It is the evidence of intentional misrepresentation in the use of dairy terms that demonstrates the need for this dairy terms bill. It would protect consumers and it would protect dairy producers from false labelling and marketing. Consumers are entitled to that. I am convinced of that. We need truth in sentencing and we need truth in labelling. Consumers should have the right of a properly informed choice in the matter of dairy products and non-dairy alternatives.
In 2000, the Canadian Food Inspection Agency, which does not have a vested interest, performed a consumer survey which demonstrated the importance that consumers place on product labels in terms of their expectation of what important ingredients are in the food item. Despite acknowledging these results and offering verbal support for concerns about the reliability of dairy terms in product labels, the government has failed to act, unfortunately.
This proposed dairy terms act, I need to make plain, would not ban all uses of dairy terms. Exceptions are recognized. The main category of exceptions is non-dairy foods that people are sufficiently familiar with due to their historic usage. Let us be clear that the bill would not require the renaming of apple butter. We all know what that is. It is not purporting to be a dairy product. Peanut butter, maple butter, cocoa butter, coconut milk or milk of magnesia are things that do not fool or mislead the public. That is not at all affected or changed by the bill or the effects of the bill.
When people walk into a pharmacy and grab a bottle of milk of magnesia, they are obviously not walking in there for the purpose of pouring it on their children's cereal the next day as they head off to school. There is not a need to make adjustments in respect of these terms where people are long familiar with them through their historic usage.
I hope the proposed dairy terms act, if passed, will be used in a very positive, useful way in the country. It is not intended to be a heavy-handed instrument indiscriminately and blindly used. The intent of the bill is to deter intentional deception in the use of dairy terms for non-dairy products.
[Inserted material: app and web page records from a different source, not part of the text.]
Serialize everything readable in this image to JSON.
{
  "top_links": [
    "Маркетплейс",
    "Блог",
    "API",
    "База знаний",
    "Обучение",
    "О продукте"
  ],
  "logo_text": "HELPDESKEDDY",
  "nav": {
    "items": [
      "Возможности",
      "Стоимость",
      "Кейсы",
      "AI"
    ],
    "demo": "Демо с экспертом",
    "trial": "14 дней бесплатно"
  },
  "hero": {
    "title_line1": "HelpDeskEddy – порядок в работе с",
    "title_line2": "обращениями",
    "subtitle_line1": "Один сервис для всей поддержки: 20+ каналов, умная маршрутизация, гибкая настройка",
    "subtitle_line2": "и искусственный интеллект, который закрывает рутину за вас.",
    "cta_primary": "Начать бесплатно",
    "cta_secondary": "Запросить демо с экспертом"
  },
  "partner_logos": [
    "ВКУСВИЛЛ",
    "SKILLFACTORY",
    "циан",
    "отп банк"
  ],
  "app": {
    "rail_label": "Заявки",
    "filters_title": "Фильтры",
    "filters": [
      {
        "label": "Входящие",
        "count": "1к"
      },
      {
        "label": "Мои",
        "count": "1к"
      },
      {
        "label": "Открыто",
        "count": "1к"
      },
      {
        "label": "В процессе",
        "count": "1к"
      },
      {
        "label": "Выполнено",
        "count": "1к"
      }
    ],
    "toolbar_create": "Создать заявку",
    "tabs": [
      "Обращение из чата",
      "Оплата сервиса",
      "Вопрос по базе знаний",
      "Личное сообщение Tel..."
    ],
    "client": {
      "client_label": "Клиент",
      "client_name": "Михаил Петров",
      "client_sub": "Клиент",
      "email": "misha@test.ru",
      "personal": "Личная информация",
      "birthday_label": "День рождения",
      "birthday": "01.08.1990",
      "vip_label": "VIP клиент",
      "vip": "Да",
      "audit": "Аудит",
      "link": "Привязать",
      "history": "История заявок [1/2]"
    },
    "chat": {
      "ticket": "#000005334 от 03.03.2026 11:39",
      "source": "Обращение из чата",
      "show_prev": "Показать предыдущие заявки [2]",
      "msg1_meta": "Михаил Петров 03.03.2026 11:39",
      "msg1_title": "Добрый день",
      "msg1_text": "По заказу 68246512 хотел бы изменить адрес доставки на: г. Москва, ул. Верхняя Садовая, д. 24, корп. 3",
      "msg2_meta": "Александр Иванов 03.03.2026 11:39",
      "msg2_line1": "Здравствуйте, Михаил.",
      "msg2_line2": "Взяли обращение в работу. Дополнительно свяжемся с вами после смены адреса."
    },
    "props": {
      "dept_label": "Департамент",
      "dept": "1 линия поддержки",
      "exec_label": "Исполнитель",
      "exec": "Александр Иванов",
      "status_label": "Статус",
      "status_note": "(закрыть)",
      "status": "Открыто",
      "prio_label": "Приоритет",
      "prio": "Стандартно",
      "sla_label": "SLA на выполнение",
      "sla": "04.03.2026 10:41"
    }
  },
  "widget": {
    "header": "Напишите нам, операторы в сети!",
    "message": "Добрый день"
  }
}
The dairy terms bill also provides room for some flexibility with terms such as creamy that could refer to the dairy content of a product or it could be just a reference to the texture. That is well and fine. Also, with many of the names listed as acceptable due to their historical usage, we know that the use of butter in the name refers to the texture of the product and the way that it spreads like butter. These would not be things that are banned. We are not going after that. When it is describing texture, it would be very permissible.
The Dairy Farmers of Canada have noted how some producers seem to design their labels in a way that seems to highlight the dairy term, while making the reference to texture much more obscure. One is hard pressed to think up a reason, other than intentional misrepresentation, for why a label would be designed in such a fashion.
I can speak from personal experience on this. I drink a soy beverage. I enjoy dairy products such as cheese and milk, but I have to be careful not to consume too much of it. I know about this on a personal basis. People use soy products. We call it soy loaf if it is a cheese like product, but it is not cheese. Let us not deceive the public about that. If it is a drink, it is called a soy beverage. This does not have any effect on those as long as there is accuracy in the labelling that way.
As I see my time has run out I will cede the floor to others and perhaps respond to questions in order to shed a little more light on the subject.